MHC Named to President’s Service Honor Roll
For the second consecutive year, Mars Hill College has been named to the President’s Higher Education Community Service Honor Roll. Mars Hill has received the distinction four times since the Honor Roll was launched in 2006.
The President’s Higher Education Community Service Honor Roll annually recognizes institutions of higher education across the nation for their commitment to and achievement in community service. The President’s Honor Roll increases the public’s awareness of the contributions that colleges and their students make to local communities and the nation as a whole.
The Corporation for National and Community Service announces the annual Honor Roll award recipients, recognizing more than 600 colleges and universities for exemplary, innovative, and effective community service programs. The corporation oversees the Honor Roll in collaboration with the Department of Education, Department of Housing and Urban Development, Campus Compact, and the American Council on Education. Honorees are chosen based on a series of selection factors including scope and innovation of service projects, percentage of student participation in service activities, incentives for service, and the extent to which the school offers academic service-learning courses.
According to Travis Proffitt, director of LifeWorks at Mars Hill College, the President’s Service Honor Roll is an important distinction for colleges and universities because it showcases institutions that are answering the important call of exploring societies’ biggest needs, both in and out of the classroom.

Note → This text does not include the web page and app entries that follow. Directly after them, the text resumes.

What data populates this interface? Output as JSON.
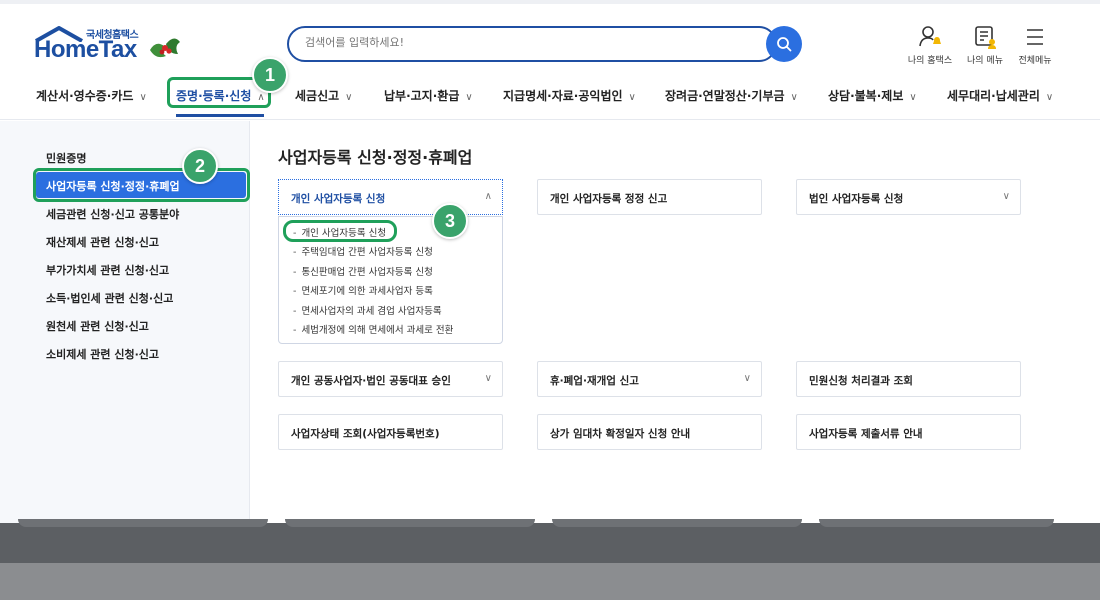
{
  "header": {
    "logo_sub": "국세청홈택스",
    "logo_main": "HomeTax",
    "search_placeholder": "검색어를 입력하세요!",
    "utils": [
      {
        "label": "나의 홈택스",
        "icon": "my-hometax-icon"
      },
      {
        "label": "나의 메뉴",
        "icon": "my-menu-icon"
      },
      {
        "label": "전체메뉴",
        "icon": "hamburger-menu-icon"
      }
    ],
    "gnb": [
      "계산서·영수증·카드",
      "증명·등록·신청",
      "세금신고",
      "납부·고지·환급",
      "지급명세·자료·공익법인",
      "장려금·연말정산·기부금",
      "상담·불복·제보",
      "세무대리·납세관리"
    ],
    "active_gnb": "증명·등록·신청"
  },
  "annotations": {
    "badge1": "1",
    "badge2": "2",
    "badge3": "3",
    "highlight_color": "#1fa05a"
  },
  "sidebar": {
    "items": [
      "민원증명",
      "사업자등록 신청·정정·휴폐업",
      "세금관련 신청·신고 공통분야",
      "재산제세 관련 신청·신고",
      "부가가치세 관련 신청·신고",
      "소득·법인세 관련 신청·신고",
      "원천세 관련 신청·신고",
      "소비제세 관련 신청·신고"
    ],
    "active": "사업자등록 신청·정정·휴폐업"
  },
  "main": {
    "title": "사업자등록 신청·정정·휴폐업",
    "cards": [
      {
        "label": "개인 사업자등록 신청",
        "chevron": "up",
        "open": true
      },
      {
        "label": "개인 사업자등록 정정 신고",
        "chevron": ""
      },
      {
        "label": "법인 사업자등록 신청",
        "chevron": "down"
      },
      {
        "label": "개인 공동사업자·법인 공동대표 승인",
        "chevron": "down"
      },
      {
        "label": "휴·폐업·재개업 신고",
        "chevron": "down"
      },
      {
        "label": "민원신청 처리결과 조회",
        "chevron": ""
      },
      {
        "label": "사업자상태 조회(사업자등록번호)",
        "chevron": ""
      },
      {
        "label": "상가 임대차 확정일자 신청 안내",
        "chevron": ""
      },
      {
        "label": "사업자등록 제출서류 안내",
        "chevron": ""
      }
    ],
    "dropdown": [
      "개인 사업자등록 신청",
      "주택임대업 간편 사업자등록 신청",
      "통신판매업 간편 사업자등록 신청",
      "면세포기에 의한 과세사업자 등록",
      "면세사업자의 과세 겸업 사업자등록",
      "세법개정에 의해 면세에서 과세로 전환"
    ]
  },
  "colors": {
    "brand": "#1f4fa3",
    "accent": "#2b6fe0"
  }
}
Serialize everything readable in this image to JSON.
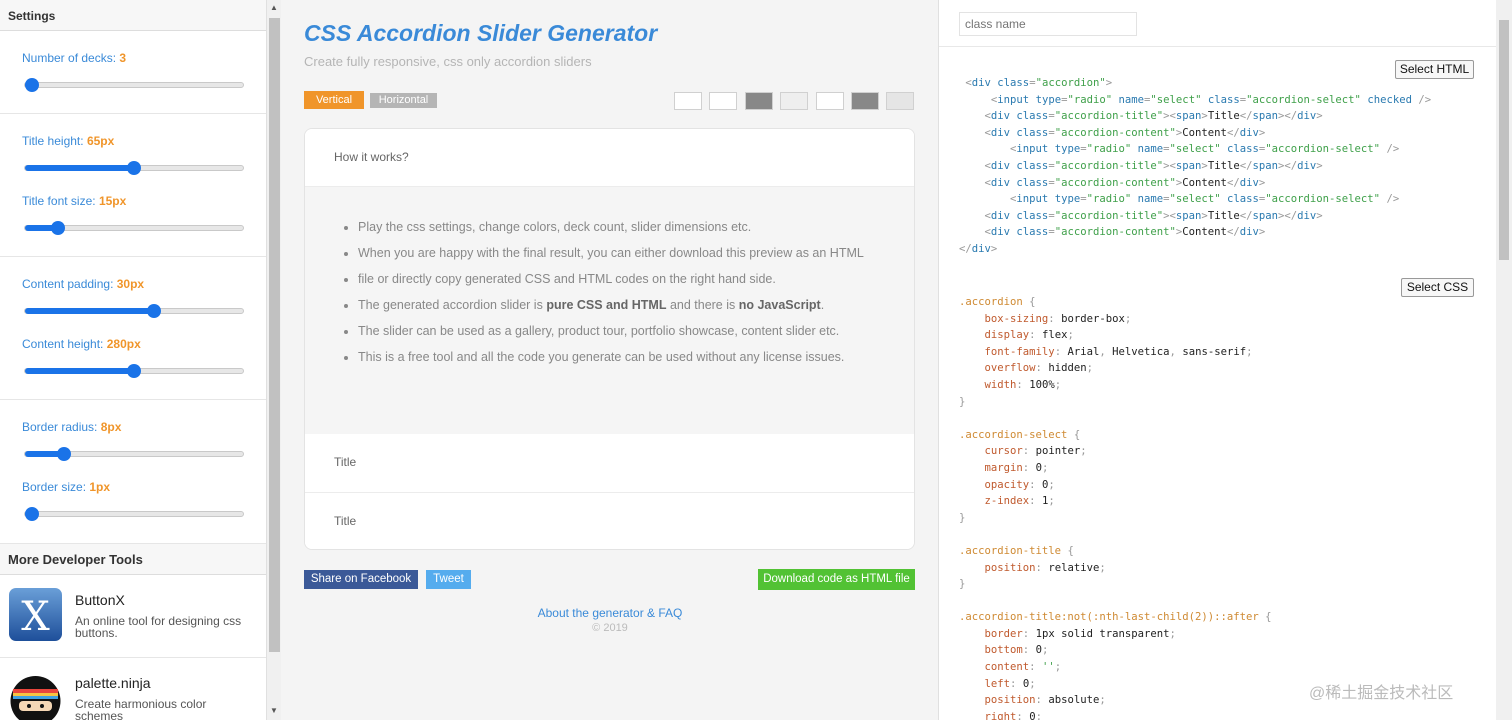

“Institutions of higher education have a responsibility to be good neighbors, thoughtful allies, and resources for our communities,” Proffitt said. “We also have a responsibility to understand our communities and neighbors as rich in resources as well, as co-educators for our students who are engaging in service work. When students engage in community-based service work many things happen: they gain a deeper sense of ownership and place, they gain invaluable ‘real world’ experiences that better prepare them for graduate school or the workforce, and most importantly they develop an understanding of their role in making communities safe, healthy, and just places for all people.”
Approximately 600 students at Mars Hill College were involved in service projects off-campus during the 2010-11 academic year involving about 50 community partner organizations in Madison and Buncombe counties. In addition to regular volunteerism on the part of individual students, various planned events during the year — such as MHC’s “Day of Caring,” last fall and the “Martin Luther King, Jr Day of Service” in January — provided opportunities for students to engage in service activities. In addition to these opportunities in the community, hundreds of MHC students participated in campus-based programs to raise money or awareness to address significant social issues such as hunger, illegal drug use, or bullying.
Additionally, Mars Hill College is a host campus for the Bonner Scholarship, through which students receive scholarship monies in exchange for an ongoing, demonstrated commitment to community service. Bonner scholars completed nearly 16,000 hours of service in the community this past year.
According to Proffitt, these service experiences are not just important for the campus culture. Rather, they are an integral part of a healthy character-building educational experience. “Students come to understand they can have a tremendous impact on the lives of others NOW and in their years to come. Through the many service offerings at MHC, we hope to give students as many opportunities as possible to develop those understandings of themselves and the world around them,” he said.